The pistil in mandarin appears well adapted to support pollen-tube growth. A basipetal maturation starting at the stigma and continuing down to the ovary is carried out by a number of changes that occur at particular times, which support pollen germination and pollen-tube growth along the style, but also pollen-tube access to the ovule in the ovary. The fact that these changes are not dependent on the action of pollen tubes, but occur in the same places and at the same time in unpollinated flowers, supports the idea that these changes are developmentally regulated. Pistil development appears to be a continuous process throughout the flower lifespan and this has been described in other species (Herrero and Dickinson, 1980; Herrero and Gascón, 1987; Herrero and Arbeloa, 1989). Maturation occurred in a basipetal way, starting at the stigma and proceeding down to the ovary as is also the case in other species (Herrero and Arbeloa, 1989; Lora et al., 2010). Changes in the pistil appeared to occur during the growth of the pollen tube or, rather, pollen-tube growth encompassed pistil development (Herrero and Arbeloa, 1989).

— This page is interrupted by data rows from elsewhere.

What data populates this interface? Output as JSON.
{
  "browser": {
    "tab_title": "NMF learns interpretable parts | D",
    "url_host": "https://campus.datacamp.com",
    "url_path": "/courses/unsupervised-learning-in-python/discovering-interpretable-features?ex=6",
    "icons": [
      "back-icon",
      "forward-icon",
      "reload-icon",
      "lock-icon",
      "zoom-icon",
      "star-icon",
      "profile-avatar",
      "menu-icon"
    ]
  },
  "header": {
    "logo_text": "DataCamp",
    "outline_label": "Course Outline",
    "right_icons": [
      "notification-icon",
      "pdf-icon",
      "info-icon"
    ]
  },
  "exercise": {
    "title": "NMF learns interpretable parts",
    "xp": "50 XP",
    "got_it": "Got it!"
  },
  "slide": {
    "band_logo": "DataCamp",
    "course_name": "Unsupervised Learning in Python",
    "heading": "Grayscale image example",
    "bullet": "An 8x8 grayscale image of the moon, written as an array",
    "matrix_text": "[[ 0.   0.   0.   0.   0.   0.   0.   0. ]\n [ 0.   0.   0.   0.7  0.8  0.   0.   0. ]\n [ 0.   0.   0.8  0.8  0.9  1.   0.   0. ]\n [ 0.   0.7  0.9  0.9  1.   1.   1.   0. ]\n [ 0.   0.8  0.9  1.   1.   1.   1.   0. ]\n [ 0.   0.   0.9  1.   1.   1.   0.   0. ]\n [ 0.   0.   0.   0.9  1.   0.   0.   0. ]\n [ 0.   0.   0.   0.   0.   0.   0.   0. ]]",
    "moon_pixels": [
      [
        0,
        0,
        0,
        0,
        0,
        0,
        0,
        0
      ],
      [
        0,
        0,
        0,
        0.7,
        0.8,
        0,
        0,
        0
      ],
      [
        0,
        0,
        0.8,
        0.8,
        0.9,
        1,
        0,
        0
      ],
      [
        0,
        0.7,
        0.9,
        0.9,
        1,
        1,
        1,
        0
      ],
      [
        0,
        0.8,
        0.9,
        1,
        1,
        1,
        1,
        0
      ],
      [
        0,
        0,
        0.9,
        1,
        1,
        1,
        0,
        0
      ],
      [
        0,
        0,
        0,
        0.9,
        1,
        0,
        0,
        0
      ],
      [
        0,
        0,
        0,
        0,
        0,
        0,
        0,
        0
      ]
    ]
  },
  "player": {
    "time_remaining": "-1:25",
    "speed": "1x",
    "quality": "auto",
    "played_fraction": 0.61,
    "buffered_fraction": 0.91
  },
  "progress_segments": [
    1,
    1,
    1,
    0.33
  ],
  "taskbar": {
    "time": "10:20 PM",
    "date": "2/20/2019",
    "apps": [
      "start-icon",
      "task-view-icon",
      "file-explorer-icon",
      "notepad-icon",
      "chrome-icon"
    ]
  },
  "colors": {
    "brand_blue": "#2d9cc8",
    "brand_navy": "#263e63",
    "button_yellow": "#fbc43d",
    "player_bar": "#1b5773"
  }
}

While a number of developmental changes in the pistil have also been found in other species, in most species, fruiting is a response to fertilization (Lee, 1988). Flowering plants usually require fertilization to form fruit and seed and to initiate floral organ abscission in structures that do not contribute to the fruit (Vivian-Smith et al., 2001). Fertilization of the ovule generally triggers the development of the ovary into a fruit (Gillaspy et al., 1993). Ovule abortion or failures along the reproductive process have been observed in mutants of arabidopsis and tomato revealing that, while fruit initiation is normally inhibited in the absence of fertilization, alterations in the hormonal signalling results in parthenocarpic fruit (Vivian-Smith et al., 2001; Goetz et al., 2007).
However, the onset of fruiting in mandarin appeared to be independent of fertilization time because fruit growth started prior to fertilization. Additionally, the same observation was seen in the development of the juice vesicles. Surprisingly, these changes also occurred in the same way and time in unpollinated flowers, which reflects an uncoupling of the fertilization and fruiting time processes. This uncoupling supports the parthenocarpic tendency long reported in mandarins and in most Citrus species (Talon et al., 1992) and these results help elucidate the parthenocarpic tendency in this genus. Finally, the approach of this work may help to elucidate the events behind parthenocarpy in agriculturally important species.
This work was supported by: the Italian Ministry of the University – Project PRIN “The productive process in fruit tree species: molecular, physiological and agronomical aspects of floral incompatibility and strategies for its control”; the Minister of Science and Innovation – EU Feder [Project grant CICYT AGL-2006-13529-CO2-01/AGR and AGL-2009-12621-CO2-01/AGR]; the Aragon Government A-43 support to the group.